  4. Take a "Ultra-pod" or other similar tripod that you can Velcro to a hiking pole to take group pictures.

  5. Disposable cameras are heavier than a non-disposable camera with "n" rolls of film and take more space in your pack.  You may want to take one panoramic disposable camera if your regular camera doesn't have panoramic capability.

Water Bags -- collapsible that you can use to carry water to a dry camp.  Even better is to not have any dry camps!  If you do, consider cooking your evening meal at noon when you are near water and eating a dry meal at dinner instead of carrying water.

Polar Pure/MicroPur -- take a bottle or two of Polar Pure or extra MicroPur tablets of your own depending on the size of your crew.  Philmont will distribute MicroPur tablets to the crew but it is helpful to have your own water purification.  Keep it in its own zip lock bag.

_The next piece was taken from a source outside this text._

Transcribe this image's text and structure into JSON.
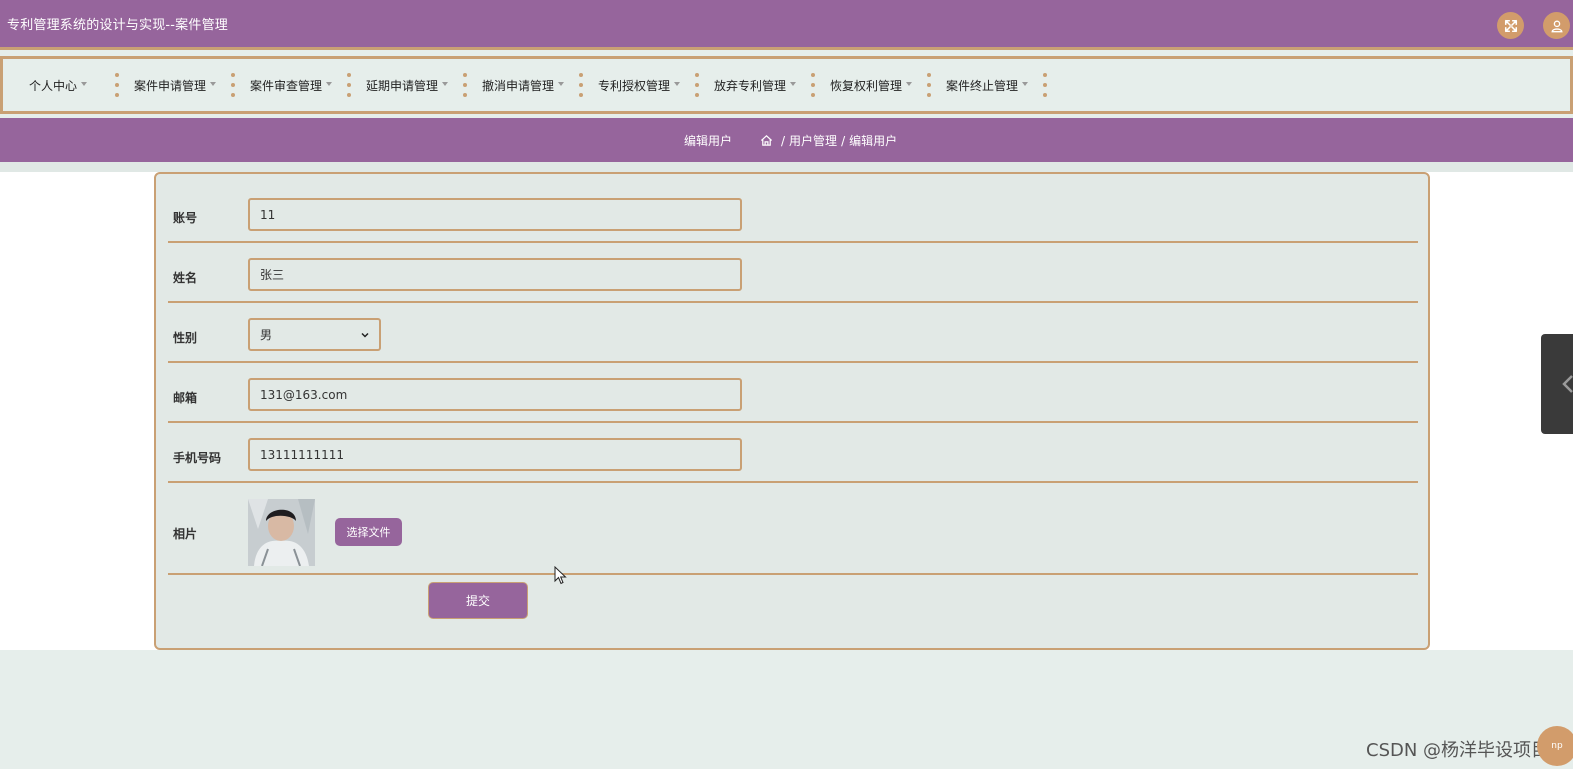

Water Filters -- these really aren't necessary at Philmont.  Philmont will require that you use MicroPur to purify water, even if you filter it.  If you encounter murky, muddy water, let it settle or filter through a paper coffee filter or bandana before treating with Polar Pure.

Coffee -- if you are a coffee drinker, bring your own!  There is no coffee in any of the food you will pick up at the commissary's.  You can pick up individual packets of instant coffee in the Advisor Lodge at base camp before your departure or bring your own.  Remember that you will have to carry your used grounds with you and they may or may not accept them as trash at staffed camps.  Because of this, instant (even though it isn't as good) is preferable.  Remember to plan for extra fuel -- most breakfasts are dry so the only water heated in the morning will be your coffee.  There is an adult leader coffee every night at staffed camps.  They do have forms of coffee but it can be interesting!

Biner's -- a couple of carabineers can be helpful.  Use as "pulley's" for hanging bear bags, clipping things to your pack, etc.

Pitcher -- a lightweight plastic pitcher is useful.  You can use it to mix the Gatorade and other drink mixes.  This has two benefits, 1) it keeps you from having one of your water bottles forever taste like drink mix and 2) your crew will drink more of the mix with their meals.  This promotes hydration and provides calories and non-bland tasting drinks with meals.